Since the start of the global eradication effort in 1988, the number of polio cases worldwide has fallen 99.9 percent.
In the summer of 2009 I wanted to read the amazing story told by The Most Powerful Idea in the World. Author William Rosen just hadn’t written it yet.
That summer Melinda and our kids were in London on a vacation packed with a lot of learning. We spent huge amounts of time at the British Museum and toured many great historical sites. Over the course of a few afternoons, my son and I explored the Science Museum, where we found the “Rocket,” a steam locomotive that in 1829 pulled three-times its weight at a then-breathtaking 30 miles an hour. That feat won the Rocket’s inventor a railroad contract and minted a basic locomotive design that was used for the next 100 years.
Seeing the Rocket on the ground floor of the museum you could imagine how many innovations must have come together to build this iconic machine. A product of British ingenuity, the Rocket also arrived towards the end the Industrial Revolution, which was tightly tied to the advent of steam power.

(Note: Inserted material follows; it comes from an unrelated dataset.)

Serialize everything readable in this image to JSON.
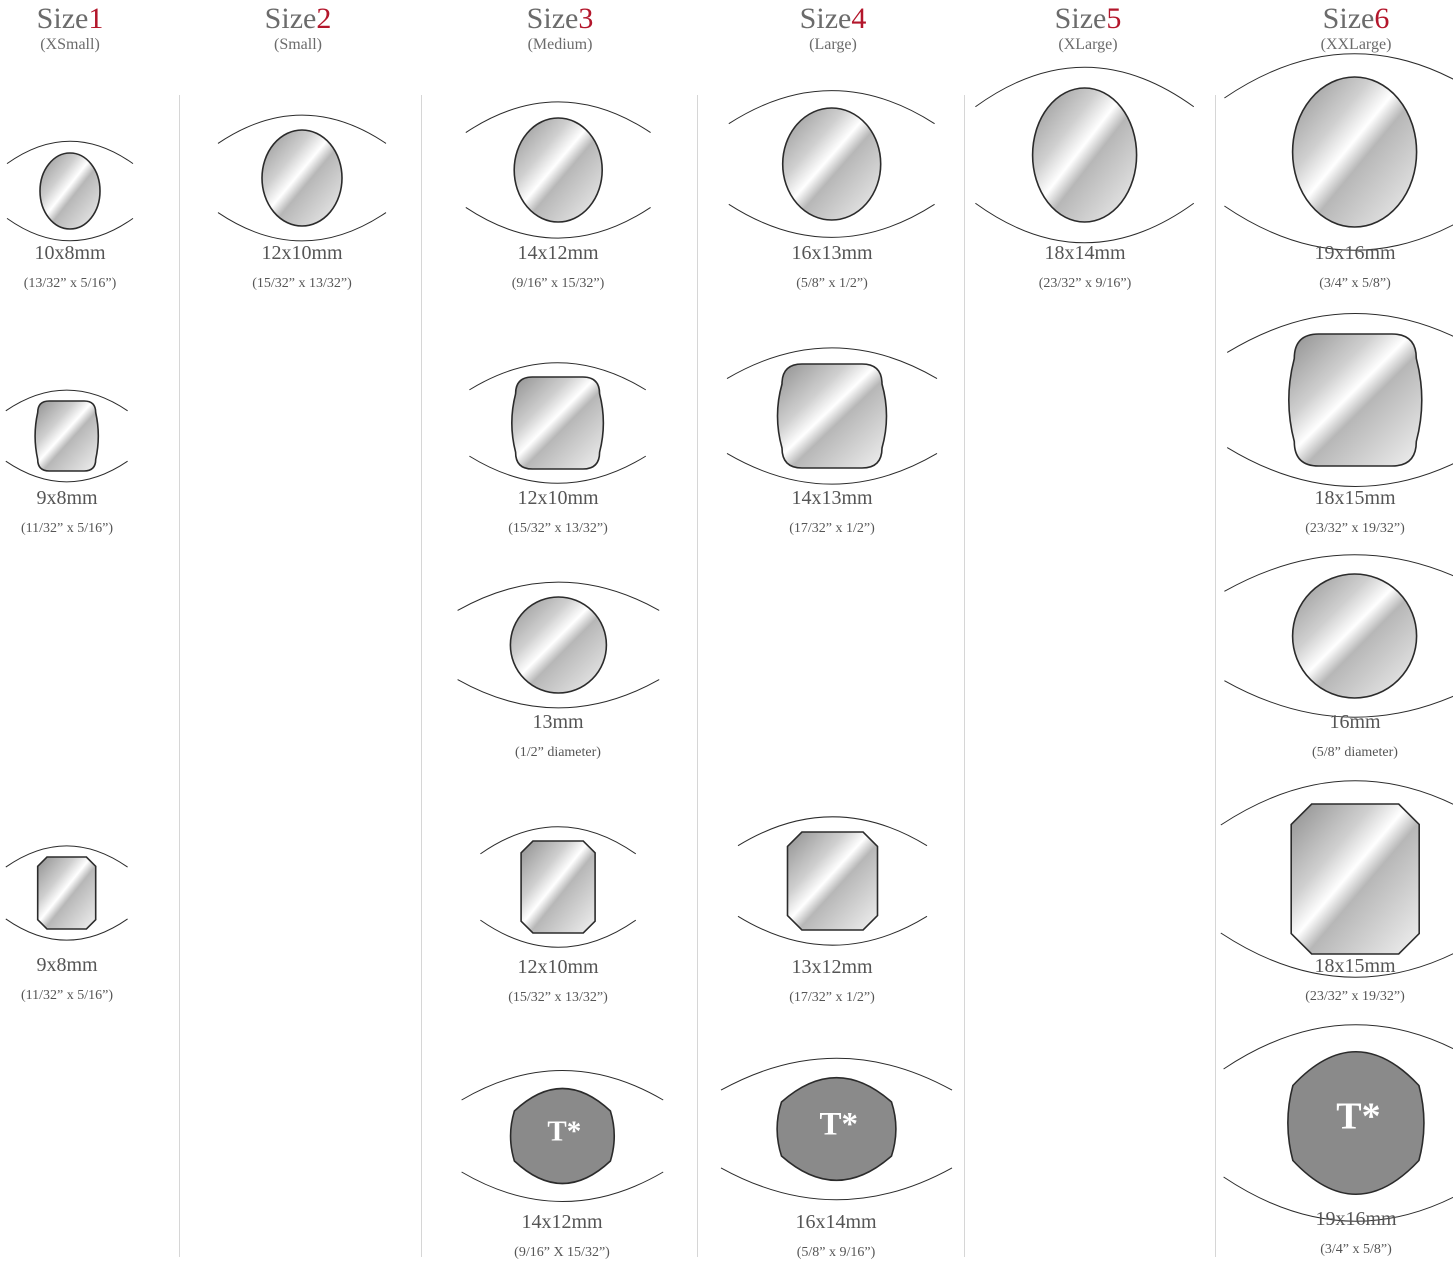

That history had long interested me; our visit to the Rocket piqued it. But I couldn’t find a book that brought the story to life until the end of last year when I picked up Rosen’s chronicle of the rise of the steam engine. Published in 2010, The Most Powerful Idea in the World is an entertaining narrative weaving together the clever characters, incremental innovations and historical context behind the engines that gave birth to our modern world.
Rosen describes a “thousand threads” of developments dating back to the beginning of the modern world that culminated with the Rocket but also fueled the creation of increasingly better steam engines through the 18thth and 19 centuries. Ancient Egyptians recognized the power of steam and France made some advances. But it was only in the 1700s in Britain that it was commercialized. Rosen colors in the assortment of scientists, entrepreneurs and tinkerers who made it happen—people like Thomas Savery, William Newcomen, James Watt and Matthew Boulton.
The book’s premise is that the Anglophone world—England, Scotland, Wales and America—was the epicenter of the Industrial Revolution because it “democratized the nature of invention.” Rosen makes a compelling argument that the steam engine is the quintessential example of that democratization at work.
I won’t spoil it by telling all the reasons why, but suffice it to say one of the most important was the advent of patent protection. Patents were a holdover of monopolies granted by kings over businesses such as sugar and tobacco, later evolving into the policy that people should be able to control their own inventions. That, of course, encouraged invention. Many of the early patents covered various aspects of steam power.
The book also highlights what is often an underestimated force in innovation: basic tools. Among the most important in the rise of steam power are measuring tools. Rosen argues that only with the ability to measure incremental advances—such as whether a lighter part lowers fuel consumption, or one engine produces more power than another—can you achieve sustained innovation. Rosen’s view fits my own view of the power of measurement to advance the work of our foundation. (I focused my 2013 Annual Letter from the foundation on measurement and the amazing things you can accomplish in global health, education and other areas if you set clear goals and can measure your progress toward them.)
Rosen has a facility for the telling anecdote and the quirky aside. Open nearly any page of the book and you’ll learn tidbits like that Abraham Lincoln had a love of things mechanical and is the only American president to be awarded a patent (for air chambers that add buoyancy to steam ships and other boats). Early in the book there’s a reference to “Monty Python and the Holy Grail” and Aristotle in the same paragraph.
The Most Powerful Idea in the World is enjoyable reading, although it does go into a lot of detail about steam engines, and you will learn more about how they work than you might expect. With that one footnote, I highly recommend the book.